Items from an interface collection
-----

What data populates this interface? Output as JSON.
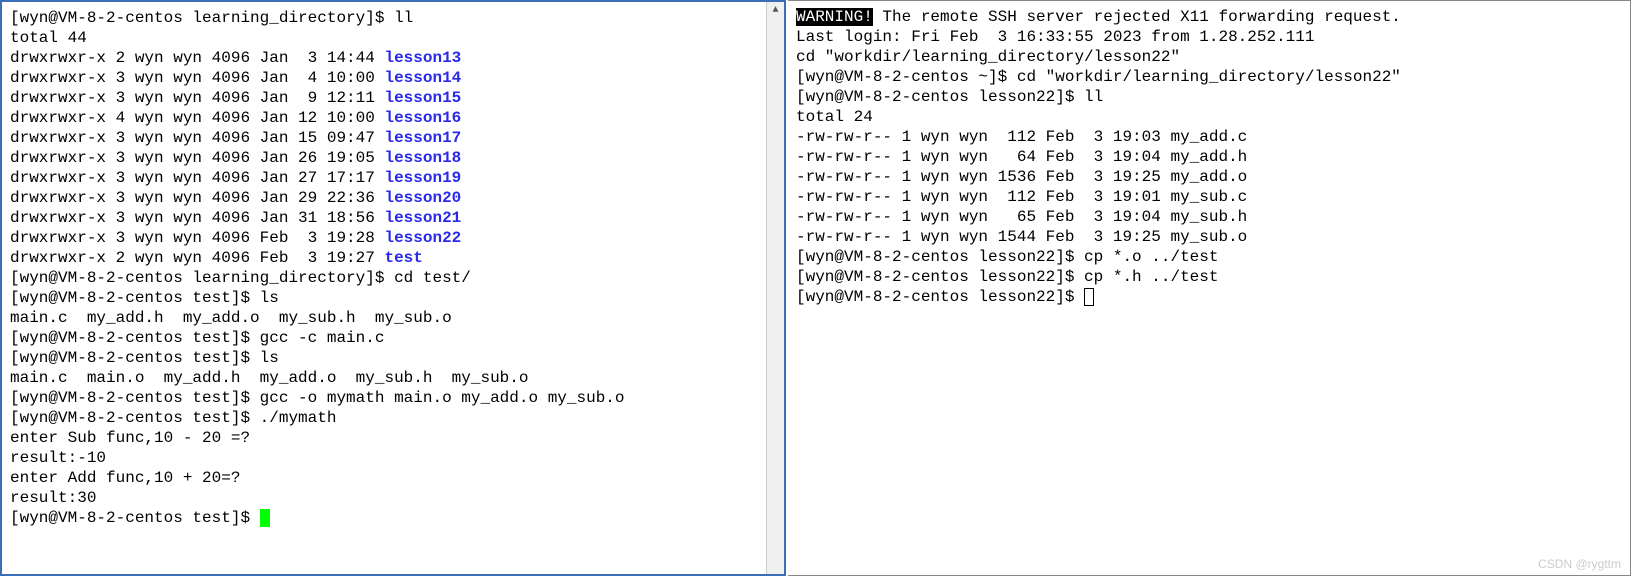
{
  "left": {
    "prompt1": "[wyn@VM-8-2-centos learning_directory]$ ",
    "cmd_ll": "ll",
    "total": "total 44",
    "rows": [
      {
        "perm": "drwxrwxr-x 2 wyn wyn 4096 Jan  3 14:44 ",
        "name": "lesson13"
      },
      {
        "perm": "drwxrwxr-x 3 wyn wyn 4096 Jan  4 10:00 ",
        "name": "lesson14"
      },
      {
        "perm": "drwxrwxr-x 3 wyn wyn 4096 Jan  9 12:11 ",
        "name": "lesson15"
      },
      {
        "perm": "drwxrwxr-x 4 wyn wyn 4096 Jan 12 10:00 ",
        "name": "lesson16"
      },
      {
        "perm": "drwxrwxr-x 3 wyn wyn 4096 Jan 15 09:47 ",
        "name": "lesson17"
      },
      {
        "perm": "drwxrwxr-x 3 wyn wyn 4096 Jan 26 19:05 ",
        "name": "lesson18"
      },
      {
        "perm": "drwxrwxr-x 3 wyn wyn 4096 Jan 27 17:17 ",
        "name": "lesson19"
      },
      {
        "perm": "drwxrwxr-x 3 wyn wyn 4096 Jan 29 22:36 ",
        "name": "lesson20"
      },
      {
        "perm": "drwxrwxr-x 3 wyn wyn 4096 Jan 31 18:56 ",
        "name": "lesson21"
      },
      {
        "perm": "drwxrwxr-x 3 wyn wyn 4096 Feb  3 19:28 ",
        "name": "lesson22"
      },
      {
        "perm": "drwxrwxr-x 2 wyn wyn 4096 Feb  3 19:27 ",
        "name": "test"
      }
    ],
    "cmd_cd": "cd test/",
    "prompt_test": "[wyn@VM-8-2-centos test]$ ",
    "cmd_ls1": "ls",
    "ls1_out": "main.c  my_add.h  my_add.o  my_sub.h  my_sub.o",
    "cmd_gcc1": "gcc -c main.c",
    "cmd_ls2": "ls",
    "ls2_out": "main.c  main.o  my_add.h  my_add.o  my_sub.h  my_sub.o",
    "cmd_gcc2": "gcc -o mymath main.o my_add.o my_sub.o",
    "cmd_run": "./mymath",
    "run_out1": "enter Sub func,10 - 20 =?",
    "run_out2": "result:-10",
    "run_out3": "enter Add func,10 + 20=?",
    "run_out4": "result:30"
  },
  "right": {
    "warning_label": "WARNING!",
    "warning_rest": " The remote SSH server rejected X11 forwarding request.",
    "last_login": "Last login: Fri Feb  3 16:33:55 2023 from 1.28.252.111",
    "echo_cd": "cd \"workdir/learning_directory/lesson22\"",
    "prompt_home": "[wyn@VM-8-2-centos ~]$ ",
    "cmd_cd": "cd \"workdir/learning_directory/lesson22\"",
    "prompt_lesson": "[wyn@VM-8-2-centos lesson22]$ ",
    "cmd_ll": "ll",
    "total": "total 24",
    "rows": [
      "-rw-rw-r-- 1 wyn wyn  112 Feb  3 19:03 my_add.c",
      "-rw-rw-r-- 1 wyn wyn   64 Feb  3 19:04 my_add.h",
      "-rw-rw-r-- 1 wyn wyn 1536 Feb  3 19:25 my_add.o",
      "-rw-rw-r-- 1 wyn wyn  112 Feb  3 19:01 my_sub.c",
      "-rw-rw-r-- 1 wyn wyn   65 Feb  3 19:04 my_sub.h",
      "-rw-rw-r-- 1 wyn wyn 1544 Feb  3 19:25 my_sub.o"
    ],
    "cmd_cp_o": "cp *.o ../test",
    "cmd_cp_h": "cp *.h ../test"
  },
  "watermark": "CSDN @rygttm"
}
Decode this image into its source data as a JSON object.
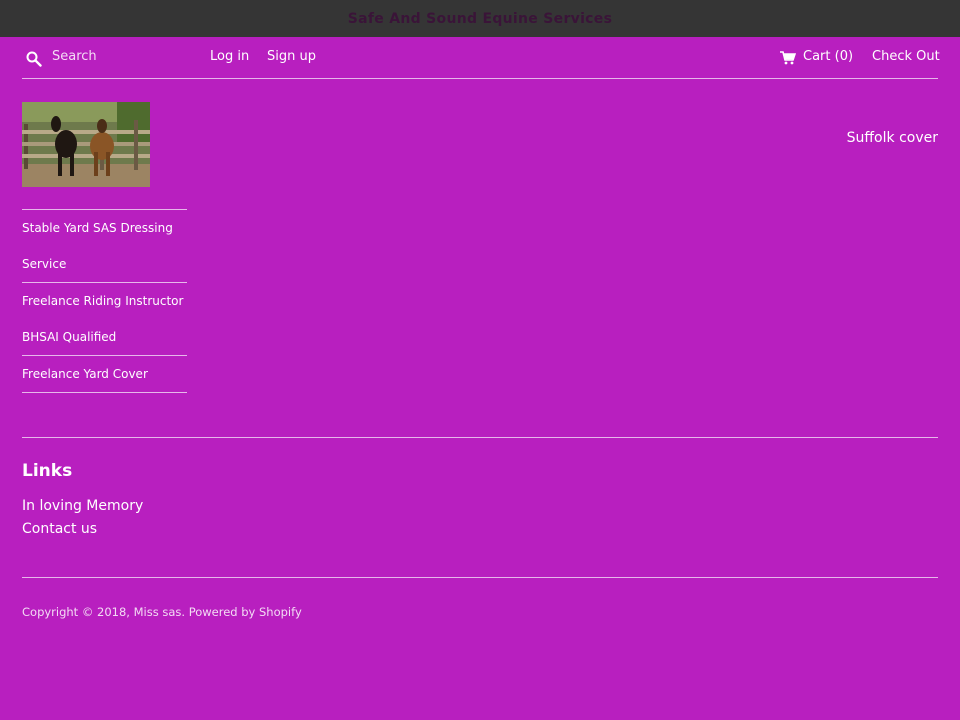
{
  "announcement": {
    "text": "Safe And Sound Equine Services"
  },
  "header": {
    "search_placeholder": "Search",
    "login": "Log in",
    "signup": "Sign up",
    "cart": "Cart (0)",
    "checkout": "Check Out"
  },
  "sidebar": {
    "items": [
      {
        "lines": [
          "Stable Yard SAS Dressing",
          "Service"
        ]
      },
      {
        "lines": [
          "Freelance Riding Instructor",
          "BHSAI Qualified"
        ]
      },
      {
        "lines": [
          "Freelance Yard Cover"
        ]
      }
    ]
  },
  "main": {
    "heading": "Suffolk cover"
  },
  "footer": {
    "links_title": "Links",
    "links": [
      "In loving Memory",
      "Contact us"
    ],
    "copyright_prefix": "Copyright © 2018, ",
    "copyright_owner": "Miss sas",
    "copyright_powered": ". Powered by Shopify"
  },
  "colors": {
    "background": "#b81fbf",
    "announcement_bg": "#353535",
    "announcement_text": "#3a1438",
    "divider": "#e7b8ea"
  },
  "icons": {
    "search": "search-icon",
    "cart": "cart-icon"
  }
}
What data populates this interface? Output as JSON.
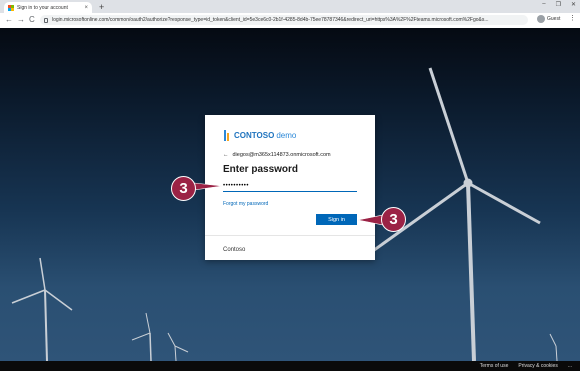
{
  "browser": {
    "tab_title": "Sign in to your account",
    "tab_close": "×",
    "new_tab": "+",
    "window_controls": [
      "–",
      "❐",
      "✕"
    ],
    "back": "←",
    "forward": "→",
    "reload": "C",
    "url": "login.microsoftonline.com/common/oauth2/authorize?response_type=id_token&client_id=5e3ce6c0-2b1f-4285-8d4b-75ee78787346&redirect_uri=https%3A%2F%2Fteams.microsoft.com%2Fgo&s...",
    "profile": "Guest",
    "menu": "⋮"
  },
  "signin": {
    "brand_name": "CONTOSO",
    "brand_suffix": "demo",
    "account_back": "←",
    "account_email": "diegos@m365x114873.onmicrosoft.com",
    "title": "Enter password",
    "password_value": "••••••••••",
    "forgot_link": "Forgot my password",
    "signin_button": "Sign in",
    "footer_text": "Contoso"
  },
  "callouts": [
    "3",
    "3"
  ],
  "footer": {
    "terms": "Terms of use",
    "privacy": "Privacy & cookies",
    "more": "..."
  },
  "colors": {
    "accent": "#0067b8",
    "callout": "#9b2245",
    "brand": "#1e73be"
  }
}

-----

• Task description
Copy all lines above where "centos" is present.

• Final answer
    "prompt1": "[wyn@VM-8-2-centos learning_directory]$ ",
    "prompt_test": "[wyn@VM-8-2-centos test]$ ",
    "prompt_home": "[wyn@VM-8-2-centos ~]$ ",
    "prompt_lesson": "[wyn@VM-8-2-centos lesson22]$ ",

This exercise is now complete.